Website refresh

David Nash wordpress 0 Comments

Yes, it was well overdue. I got so busy with work that I started to forget about my own site, which I put together pretty quickly in the first place. I finally found the time and energy to revamp it. Now that it’s here, I wonder why I didn’t do it earlier. I couldn’t be more pleased. I feel like I finally have a site that not only presents me well, but is also a good demonstration of how my skills as a humble Sydney WordPress developer have progressed. One thing is missing though – updated content for my badly neglected …

Why I love anonymous functions in PHP 5.3+ for WordPress functions.php

David Nash php, wordpress 0 Comments

From PHP 5.3, we can now use anonymous functions. If you write jQuery javascript, you probably use these all the time, even if you’re not aware of it:

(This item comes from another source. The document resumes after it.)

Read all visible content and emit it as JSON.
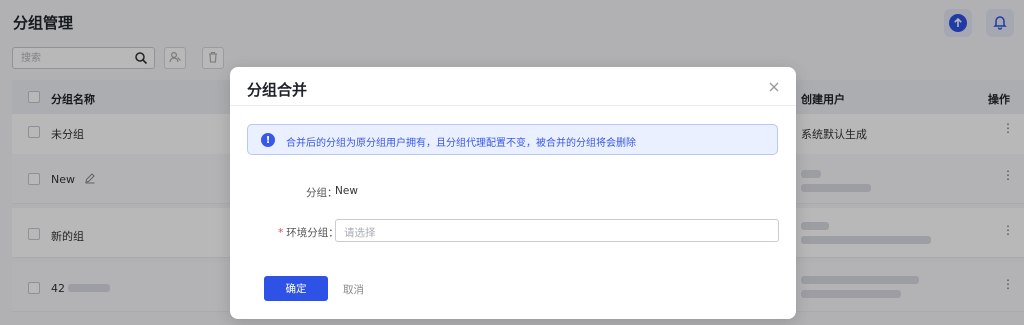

Here we’re calling the ready function and passing it an anonymous function. We could also do:

(Let’s ignore the “$” for now). It’s the same with PHP. We don’t have to name functions – they can be anonymous. Why do I love it for WordPress? Adding actions and filters always seemed so clunky. We write a do_my_thing() function and then call add_action(), passing the hook and the function name. The …

Using the pure white light of PHP to pierce the dark miasma of .NET forms

David Nash php 0 Comments

Coming from a solid open source/PHP background, any interaction I have with .NET usually leaves me wondering just how those guys at Microsoft were able to stay that high for that long. Maybe they’d made a wish on a cursed monkey hand where they wanted the web to be stateful. Or made a pact with the devil. One of those “always backfires” kind of deals, like when you wish for hot babes and they’re literally one million degrees centigrade. I recently created an application that would interact with a .NET search form. I looked into the face of insanity and …

Duplicate WordPress site for local development and testing environment

David Nash mysql, wordpress 4 Comments

Update: This is not the best way to do this – use Search and Replace for WordPress databases instead. 1. Download all files from eg http://example.com, upload to eg http://localhost/example/. 2. Export mysql database from example.com 3. Create a local mysql database with the same user, password and database name. These can be found in wp-config.php 4. Import the database into your new local account 5. Log in to the database, and do: update wp_options set option_value=’http://localhost/example/’ where option_id=1 You’ll now be able to log in at http://localhost/example/wp-admin, using the same username and password as http://example.com/wp-admin. 5. In WordPress, click ‘Settings’ …